What this task involves » In the records that follow, find each line with "value" and pull it out.

(Interface dataset entries)
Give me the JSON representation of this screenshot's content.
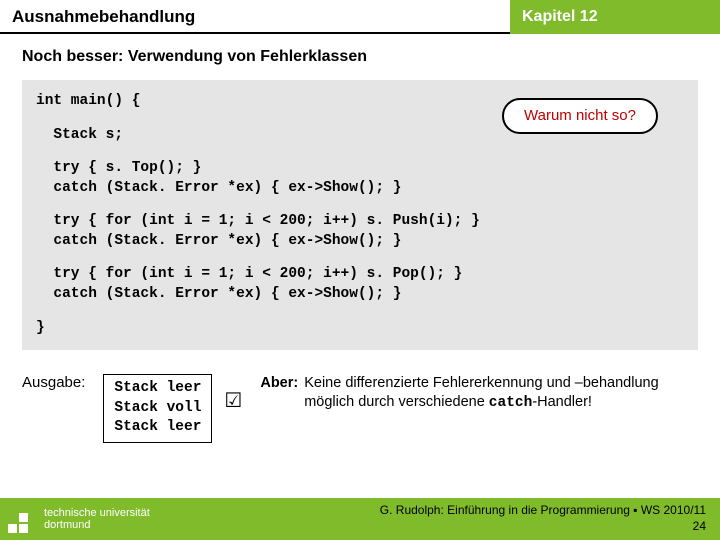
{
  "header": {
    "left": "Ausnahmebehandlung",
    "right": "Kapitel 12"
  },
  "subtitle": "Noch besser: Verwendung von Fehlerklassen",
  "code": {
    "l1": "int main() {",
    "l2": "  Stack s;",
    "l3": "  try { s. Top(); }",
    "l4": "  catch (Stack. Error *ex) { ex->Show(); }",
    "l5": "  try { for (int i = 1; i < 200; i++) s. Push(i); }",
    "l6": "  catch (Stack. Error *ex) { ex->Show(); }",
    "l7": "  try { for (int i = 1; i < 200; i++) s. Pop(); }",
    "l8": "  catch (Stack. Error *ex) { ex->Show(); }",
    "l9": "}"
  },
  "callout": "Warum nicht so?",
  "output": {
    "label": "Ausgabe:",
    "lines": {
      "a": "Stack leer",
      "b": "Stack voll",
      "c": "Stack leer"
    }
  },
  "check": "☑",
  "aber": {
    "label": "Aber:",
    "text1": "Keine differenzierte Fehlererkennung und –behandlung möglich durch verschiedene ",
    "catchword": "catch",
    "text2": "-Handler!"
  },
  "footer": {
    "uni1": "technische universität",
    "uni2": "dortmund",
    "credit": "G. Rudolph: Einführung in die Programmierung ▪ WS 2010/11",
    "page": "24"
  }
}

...

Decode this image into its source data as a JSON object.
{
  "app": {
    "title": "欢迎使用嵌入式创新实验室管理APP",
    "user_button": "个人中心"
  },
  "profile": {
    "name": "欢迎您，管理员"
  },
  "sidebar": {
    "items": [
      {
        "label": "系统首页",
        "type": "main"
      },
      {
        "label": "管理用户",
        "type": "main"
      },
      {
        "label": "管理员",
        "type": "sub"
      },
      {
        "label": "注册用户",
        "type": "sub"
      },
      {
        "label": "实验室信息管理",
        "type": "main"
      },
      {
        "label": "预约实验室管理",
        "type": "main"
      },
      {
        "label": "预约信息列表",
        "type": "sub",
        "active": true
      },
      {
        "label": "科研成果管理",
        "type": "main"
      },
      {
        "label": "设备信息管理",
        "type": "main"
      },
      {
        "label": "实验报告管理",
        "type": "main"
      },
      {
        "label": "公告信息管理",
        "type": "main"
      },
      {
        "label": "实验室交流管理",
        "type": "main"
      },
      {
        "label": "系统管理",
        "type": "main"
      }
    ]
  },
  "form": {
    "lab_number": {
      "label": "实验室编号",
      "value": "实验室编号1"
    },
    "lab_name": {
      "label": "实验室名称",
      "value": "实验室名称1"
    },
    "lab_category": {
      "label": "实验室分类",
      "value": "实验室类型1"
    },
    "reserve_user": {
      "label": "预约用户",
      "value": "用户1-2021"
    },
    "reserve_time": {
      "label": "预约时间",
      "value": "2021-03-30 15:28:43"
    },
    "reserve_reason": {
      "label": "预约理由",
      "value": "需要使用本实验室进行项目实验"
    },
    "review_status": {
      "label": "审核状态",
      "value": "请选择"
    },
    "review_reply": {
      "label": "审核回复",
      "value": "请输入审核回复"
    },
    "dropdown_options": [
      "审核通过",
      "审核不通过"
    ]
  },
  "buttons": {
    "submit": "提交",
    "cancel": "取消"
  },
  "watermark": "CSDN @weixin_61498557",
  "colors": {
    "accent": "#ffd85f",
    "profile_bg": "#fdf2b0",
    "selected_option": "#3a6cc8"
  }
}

Exercise solution »
      "value": "实验室编号1"
      "value": "实验室名称1"
      "value": "实验室类型1"
      "value": "用户1-2021"
      "value": "2021-03-30 15:28:43"
      "value": "需要使用本实验室进行项目实验"
      "value": "请选择"
      "value": "请输入审核回复"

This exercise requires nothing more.